Your job now is to discover effects of aperture on photos. Now that you have a better understanding of both ISO and shutter speed, you can use and change them as you wish! You'll be able to use them to correct for changes in aperture during this section of the lab.

Experiment 4

Set up some objects at different distances from the camera, similar to our photographs of the whiteboard markers below. Your challenge is to focus the lens on different objects in the scene while also framing all objects in the same photo. Once again, your photos will not be collected, but you will use them to dive deeper into aperture through some processing in Python.

For the next sections, it'll be helpful to make use of the light meter on your camera. The light meter is a histogram of intensity values: it lets us know if the result in a photo will be properly exposed – that is, a photo that is neither too light or too dark. A "perfectly" exposed photo should fall directly in the center of the lightmeter.

Take careful note to make sure that the exposure level on your camera is the same for all the photos with changing apertures in these photos. You can use your new found powers in shutter speed and ISO to help offset the differences in aperture!

Tips for this photo taking

Your job next is to:

  1. Take photos at various apertures while trying to maintain the same exposure (try to use the intensity histogram `light meter' here)
  2. Upload the photos onto your computer
  3. Subtract two photos with different depth of fields to discover the size of the differences between them.
  4. Estimate for yourself the size of the blur-created differences across aperature settings at different depths.

Your results should appear similar to something like this below:


Please add your final code and any generated images to a PDF, and submit it to Gradescope! There's a temp .tex document here—for the labs, there's no need to provide a detailed write-up.

Your Next Mission

Empowered by your newfound photography skills, go and explore the world through the lens of a camera. Take 3–5 photos using the skills you've learned in this lab—changing the ISO, aperture, shutter speed on your camera. Photos should:

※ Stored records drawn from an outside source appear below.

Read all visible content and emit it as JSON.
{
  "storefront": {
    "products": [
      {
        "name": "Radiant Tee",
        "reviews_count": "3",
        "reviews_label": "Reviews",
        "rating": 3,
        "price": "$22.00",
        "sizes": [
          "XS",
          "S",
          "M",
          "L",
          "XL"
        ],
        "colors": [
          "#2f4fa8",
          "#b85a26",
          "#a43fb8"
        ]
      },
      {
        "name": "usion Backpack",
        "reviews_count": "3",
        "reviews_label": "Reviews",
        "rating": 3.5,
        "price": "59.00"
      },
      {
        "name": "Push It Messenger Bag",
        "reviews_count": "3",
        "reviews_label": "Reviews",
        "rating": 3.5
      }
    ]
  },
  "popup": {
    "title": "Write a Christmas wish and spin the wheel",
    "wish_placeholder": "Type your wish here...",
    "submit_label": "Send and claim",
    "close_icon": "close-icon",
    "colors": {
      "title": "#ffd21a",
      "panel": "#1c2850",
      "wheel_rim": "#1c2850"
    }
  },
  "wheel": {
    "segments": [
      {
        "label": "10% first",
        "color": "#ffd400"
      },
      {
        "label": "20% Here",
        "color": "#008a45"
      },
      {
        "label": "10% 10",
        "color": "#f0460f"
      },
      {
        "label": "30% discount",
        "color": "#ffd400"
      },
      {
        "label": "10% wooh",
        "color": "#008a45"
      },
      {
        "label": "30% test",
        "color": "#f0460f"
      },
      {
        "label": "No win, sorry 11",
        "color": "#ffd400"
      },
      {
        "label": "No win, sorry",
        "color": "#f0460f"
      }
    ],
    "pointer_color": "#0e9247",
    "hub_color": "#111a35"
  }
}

Go out and capture unconventional and interesting photos that you have never captured before!

Please submit your interesting pictures as part of the Project 1 questions; Q4.